◆ Work instructions
Count every line in the entries that follow where the word "JSON" appears, then state only the total.

◆ Records to process
• • • • •

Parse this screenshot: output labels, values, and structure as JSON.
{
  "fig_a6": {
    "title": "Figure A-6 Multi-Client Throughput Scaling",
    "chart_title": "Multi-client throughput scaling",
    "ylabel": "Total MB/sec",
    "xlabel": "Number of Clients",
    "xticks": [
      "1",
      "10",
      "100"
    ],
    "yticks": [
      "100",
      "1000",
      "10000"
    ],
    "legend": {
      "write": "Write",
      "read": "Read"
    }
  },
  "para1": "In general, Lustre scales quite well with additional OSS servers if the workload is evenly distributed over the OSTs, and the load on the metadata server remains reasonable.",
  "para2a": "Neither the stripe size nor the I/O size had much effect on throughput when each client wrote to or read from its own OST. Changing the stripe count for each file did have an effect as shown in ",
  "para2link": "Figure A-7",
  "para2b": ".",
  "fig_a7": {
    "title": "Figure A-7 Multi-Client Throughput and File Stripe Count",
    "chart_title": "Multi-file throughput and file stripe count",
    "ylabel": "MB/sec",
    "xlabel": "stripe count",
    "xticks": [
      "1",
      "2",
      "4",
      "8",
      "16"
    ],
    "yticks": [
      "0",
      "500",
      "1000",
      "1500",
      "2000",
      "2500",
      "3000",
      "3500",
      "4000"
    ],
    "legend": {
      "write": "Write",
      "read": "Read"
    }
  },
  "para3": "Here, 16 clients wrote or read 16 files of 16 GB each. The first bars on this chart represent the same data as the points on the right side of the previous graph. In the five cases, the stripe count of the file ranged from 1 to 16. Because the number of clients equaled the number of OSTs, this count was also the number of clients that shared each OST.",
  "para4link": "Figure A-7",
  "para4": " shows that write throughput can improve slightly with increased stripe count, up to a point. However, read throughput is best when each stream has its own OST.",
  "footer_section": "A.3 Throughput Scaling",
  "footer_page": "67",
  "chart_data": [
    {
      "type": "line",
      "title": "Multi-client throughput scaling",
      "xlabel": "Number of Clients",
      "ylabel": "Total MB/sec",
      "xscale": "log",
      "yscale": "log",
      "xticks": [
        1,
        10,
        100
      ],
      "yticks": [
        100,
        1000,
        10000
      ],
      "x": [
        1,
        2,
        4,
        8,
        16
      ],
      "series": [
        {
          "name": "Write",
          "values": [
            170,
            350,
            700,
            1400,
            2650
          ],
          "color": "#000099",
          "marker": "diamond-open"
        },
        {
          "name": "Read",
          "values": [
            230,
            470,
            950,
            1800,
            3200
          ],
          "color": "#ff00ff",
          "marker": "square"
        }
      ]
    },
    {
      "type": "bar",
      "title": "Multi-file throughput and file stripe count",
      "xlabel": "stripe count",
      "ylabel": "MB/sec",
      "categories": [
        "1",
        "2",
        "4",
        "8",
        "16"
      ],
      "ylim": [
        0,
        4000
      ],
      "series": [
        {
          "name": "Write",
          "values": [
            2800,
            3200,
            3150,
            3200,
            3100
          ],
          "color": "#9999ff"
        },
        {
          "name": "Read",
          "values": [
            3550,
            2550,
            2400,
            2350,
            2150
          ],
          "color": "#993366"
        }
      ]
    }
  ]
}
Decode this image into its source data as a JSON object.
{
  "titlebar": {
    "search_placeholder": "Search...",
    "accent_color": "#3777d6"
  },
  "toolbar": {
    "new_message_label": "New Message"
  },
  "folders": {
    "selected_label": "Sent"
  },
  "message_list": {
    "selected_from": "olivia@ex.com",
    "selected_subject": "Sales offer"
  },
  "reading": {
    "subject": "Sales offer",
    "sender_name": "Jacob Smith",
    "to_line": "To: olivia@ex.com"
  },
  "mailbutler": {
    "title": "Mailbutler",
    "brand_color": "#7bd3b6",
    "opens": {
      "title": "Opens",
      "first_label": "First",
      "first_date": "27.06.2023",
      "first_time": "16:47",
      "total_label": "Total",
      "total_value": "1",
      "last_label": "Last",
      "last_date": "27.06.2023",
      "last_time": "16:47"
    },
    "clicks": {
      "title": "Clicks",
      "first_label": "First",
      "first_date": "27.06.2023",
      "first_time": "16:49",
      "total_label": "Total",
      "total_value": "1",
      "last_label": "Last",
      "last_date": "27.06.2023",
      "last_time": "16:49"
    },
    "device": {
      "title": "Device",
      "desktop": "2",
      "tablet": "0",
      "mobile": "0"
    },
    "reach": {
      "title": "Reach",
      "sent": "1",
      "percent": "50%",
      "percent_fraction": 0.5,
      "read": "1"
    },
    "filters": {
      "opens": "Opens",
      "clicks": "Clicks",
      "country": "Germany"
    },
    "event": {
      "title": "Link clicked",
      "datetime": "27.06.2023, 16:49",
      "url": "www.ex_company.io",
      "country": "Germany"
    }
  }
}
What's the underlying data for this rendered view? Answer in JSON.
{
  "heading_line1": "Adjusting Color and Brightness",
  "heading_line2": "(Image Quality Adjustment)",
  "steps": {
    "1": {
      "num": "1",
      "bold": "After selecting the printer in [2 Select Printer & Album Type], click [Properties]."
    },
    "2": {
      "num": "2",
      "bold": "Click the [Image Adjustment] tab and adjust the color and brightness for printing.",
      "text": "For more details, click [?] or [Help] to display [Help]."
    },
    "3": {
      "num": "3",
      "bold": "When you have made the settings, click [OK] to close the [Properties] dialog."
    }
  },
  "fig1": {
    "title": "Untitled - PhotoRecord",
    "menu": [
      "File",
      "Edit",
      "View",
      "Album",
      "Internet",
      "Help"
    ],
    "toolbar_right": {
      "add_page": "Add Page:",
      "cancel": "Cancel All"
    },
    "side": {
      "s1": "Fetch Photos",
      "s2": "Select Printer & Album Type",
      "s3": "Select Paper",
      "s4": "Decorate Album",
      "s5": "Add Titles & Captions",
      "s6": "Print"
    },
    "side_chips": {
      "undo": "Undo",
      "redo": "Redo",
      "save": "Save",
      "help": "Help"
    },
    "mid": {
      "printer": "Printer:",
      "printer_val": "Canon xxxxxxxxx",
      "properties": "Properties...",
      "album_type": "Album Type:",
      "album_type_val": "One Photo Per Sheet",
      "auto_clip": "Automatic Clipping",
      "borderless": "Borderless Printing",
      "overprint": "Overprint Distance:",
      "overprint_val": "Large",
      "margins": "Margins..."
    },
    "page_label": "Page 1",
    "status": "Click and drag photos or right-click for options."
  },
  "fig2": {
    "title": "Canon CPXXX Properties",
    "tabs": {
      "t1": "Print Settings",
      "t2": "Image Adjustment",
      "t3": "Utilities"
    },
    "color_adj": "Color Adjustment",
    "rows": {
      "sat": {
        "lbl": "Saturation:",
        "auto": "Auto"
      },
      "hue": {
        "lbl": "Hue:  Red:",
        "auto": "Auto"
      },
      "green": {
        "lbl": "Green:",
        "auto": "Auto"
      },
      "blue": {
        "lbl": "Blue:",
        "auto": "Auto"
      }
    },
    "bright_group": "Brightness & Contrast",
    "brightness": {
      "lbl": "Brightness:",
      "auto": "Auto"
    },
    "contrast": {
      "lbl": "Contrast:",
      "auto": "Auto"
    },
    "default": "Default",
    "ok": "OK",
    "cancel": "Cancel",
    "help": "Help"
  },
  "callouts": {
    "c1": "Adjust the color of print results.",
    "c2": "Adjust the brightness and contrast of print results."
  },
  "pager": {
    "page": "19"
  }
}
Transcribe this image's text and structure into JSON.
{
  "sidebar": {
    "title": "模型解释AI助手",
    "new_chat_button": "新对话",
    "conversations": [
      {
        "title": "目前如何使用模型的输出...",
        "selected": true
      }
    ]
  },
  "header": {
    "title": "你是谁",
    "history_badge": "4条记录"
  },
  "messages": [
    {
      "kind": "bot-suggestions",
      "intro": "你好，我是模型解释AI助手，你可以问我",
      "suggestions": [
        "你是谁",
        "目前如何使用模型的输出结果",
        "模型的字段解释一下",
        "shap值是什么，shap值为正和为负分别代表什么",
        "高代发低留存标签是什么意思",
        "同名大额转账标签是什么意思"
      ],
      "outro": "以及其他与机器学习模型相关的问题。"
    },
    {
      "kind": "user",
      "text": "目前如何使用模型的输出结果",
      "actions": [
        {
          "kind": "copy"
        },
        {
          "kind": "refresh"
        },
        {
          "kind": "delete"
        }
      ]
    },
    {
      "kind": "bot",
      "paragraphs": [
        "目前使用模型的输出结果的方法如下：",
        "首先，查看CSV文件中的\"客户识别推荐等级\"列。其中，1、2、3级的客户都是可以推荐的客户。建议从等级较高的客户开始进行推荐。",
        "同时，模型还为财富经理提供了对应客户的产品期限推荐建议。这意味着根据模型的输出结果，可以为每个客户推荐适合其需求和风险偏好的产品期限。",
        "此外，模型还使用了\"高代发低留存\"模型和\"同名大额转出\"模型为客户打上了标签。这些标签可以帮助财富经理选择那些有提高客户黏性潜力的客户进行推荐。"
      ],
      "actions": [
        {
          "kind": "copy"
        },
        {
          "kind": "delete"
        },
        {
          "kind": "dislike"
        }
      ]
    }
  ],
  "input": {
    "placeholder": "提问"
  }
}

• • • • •

◆ Output for this task
4